By Mark Beech, DANTE editor
My first encounter with the works of Tom Wolfe came from a most unusual source. Not one of his favoured American publications or indeed some of his more famous books, but from, I believe, an edition of Britain’s Daily Telegraph magazine. Or it may have been one of the British newspaper Sunday supplements in the early 1970s. Either way, I was immediately arrested by his anecdotes and imagery. Wolfe is telling the story of the birth of “radical/funky chic” and how we came to discover it. He relates an incident in a restaurant washroom, in London as it happens, where a man enters, proceeds to completely rip open his shirt and turn his hair into a state of complete dishabille. Only once he has shed formality and become as scruffily radical as possible does he feel chic enough for the evening’s energetic radical activity, which presumably consists of a lot of “turn up, talk crap, go home.”
I remember the article decades on. I recall that it was littered with the same sort of studied informality, a sort of sub-editor’s worst nightmare. Sentences seemed like a stream of consciousness, dashed off in a Jack Kerouac mess of thoughts — whereas in fact some had obviously been very carefully crafted.
But that was in essence the Tom Wolfe style. However one defies defines “new journalism,” which ran in parallel with the “gonzo journalism” of Hunter S. Thompson and others, it was not as casual as it appeared. There was a lot of clever crafting to get it to that state. In the same way as the guy removes his tie in the restaurant washroom and affects to be as spontaneous as possible, Tom Wolfe was a craftsman who kept his sometimes studied poetry hidden under a veneer of machine-gun typewritten informality. Just look at those sentences, littered with sub-clauses, exclamation points and bizarre connections. This was like the work of somebody had gone overboard on absinthe, cocaine, carrot juice, or some weird and wonderful drug or intoxicant. For all that, Tom Wolfe was way too professional (and I hesitate to use that word because it makes it sound like this was totally studied) to overindulge when it came to indulging his writing.
So now I’m sitting down dictating in a few thoughts, Wolfe style — though he was adverse to computers — on one of the writers who I, along with many others, genuinely admire. Never been much of a fan of anyone, but I confess to liking much of his wayward brilliance.
I have just about never gone along to a book signing, for example, apart from my own limited affairs, but I was tempted in the 1980s when Wolfe came to London and was signing copies of his first and best novel, The Bonfire of the Vanities. I had intended to be there in good time but events conspired against me, especially with a Tube (subway) dispute, and amid much cursing I emerged from the underground just as the event was finishing. I got there to find that the white-suited great man had already left the building. Fortunately there were still plenty of people milling about and Wolfe had left a stack of copies signed but without individual purchasers’ names. So I am the proud owner of a first edition of this stunning book signed by the man himself. It is of little consolation on the sad day of his death to reflect that his passing means that it’s probably worth a little bit more.

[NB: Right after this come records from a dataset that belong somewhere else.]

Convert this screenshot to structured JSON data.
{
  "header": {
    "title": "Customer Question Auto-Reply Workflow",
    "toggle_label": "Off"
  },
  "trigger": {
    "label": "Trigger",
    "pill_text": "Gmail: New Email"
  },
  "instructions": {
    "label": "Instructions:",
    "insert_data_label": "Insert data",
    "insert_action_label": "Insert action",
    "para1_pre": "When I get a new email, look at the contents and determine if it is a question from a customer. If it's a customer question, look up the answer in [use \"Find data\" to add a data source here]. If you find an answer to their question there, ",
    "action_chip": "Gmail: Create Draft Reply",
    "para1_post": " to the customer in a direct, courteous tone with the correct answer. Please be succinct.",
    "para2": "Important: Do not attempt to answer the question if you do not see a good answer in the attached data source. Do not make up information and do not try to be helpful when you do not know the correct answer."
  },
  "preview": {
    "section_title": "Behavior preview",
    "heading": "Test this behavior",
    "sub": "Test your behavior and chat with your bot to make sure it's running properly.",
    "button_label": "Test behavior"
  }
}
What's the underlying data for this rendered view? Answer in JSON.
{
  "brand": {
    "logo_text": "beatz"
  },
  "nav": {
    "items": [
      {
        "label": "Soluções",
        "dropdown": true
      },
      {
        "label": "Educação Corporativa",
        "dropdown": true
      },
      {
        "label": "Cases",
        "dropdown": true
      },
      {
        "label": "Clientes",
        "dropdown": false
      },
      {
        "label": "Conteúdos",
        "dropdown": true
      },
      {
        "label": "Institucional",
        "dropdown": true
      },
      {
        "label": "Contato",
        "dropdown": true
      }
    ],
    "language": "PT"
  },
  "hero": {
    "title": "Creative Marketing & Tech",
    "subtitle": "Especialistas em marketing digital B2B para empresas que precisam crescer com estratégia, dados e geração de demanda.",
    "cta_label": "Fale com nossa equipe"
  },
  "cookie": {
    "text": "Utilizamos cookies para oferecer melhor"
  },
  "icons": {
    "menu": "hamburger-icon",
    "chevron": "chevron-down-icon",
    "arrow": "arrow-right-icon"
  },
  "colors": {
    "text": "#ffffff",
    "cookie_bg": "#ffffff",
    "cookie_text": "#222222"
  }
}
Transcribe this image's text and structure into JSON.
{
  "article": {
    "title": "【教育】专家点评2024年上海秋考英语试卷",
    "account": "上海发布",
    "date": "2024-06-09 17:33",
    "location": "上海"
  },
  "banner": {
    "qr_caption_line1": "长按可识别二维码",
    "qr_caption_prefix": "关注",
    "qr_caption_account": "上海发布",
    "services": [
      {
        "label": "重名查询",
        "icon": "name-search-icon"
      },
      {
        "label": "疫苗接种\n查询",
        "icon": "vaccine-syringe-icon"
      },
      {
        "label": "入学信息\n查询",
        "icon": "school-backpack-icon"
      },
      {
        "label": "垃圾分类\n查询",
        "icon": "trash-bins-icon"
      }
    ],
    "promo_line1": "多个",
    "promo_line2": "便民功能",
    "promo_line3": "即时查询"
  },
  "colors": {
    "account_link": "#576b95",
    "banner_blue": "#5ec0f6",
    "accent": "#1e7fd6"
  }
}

From the time of discovering Radical Chic, I started to loop back into Wolfe’s earlier works, most of them as chaotically bizarre and brilliant as the titles: The Kandy-Kolored Tangerine-Flake Streamline Baby (1965), The Electric Kool-Aid Acid Test (1968), Mauve Gloves & Madmen, Clutter & Vine (1976). I struggled to get them from my local library in rural England, where readers were more like to go for Laurie Lee, Fred Archer, Catherine Cookson, or Pam Ayres.
It will be fair to say that while The Bonfire of the Vanities in 1987 went on to be a great film satirising yuppies and more, Wolfe’s subsequent novels were not quite of the same standard. While Bonfire is something of a flashy masterpiece, and a friend has long compared it with the similarly monumental A Suitable Boy by Vikram Seth, Wolfe’s finest achievements may indeed lie elsewhere, particularly in his nonfictional 1979 work The Right Stuff. This was of course also filmed and describes how test pilots in the U.S. were chosen to become the first astronauts and it is based on direct research from these men and their families.
I suspect it’s too early to make a distanced, objective assessment on where Wolfe will lie in the literary canon. To some, and yes, including this writer, his literary techniques were influential and his stimulation of what he called the “new journalism” was incalculably important.
There would be those, on the other hand, who would argue that he was much too showy, from the trademark white suit onwards, and he would have done much better to have cut down the flamboyance in favour of substance. It would be pretty inconceivable that he would ever be a serious contender for a Nobel Prize, for example, they say.
Wolfe was of course aware that his look and style were among the reasons he became famous, and there is no doubt that he always wanted this notoriety and money. I will leave the last quote to him which sort of sums up his appeal: “People complain about my exclamation points, but I honestly think that’s the way people think. I don’t think people think in essays; it’s one exclamation point to another.”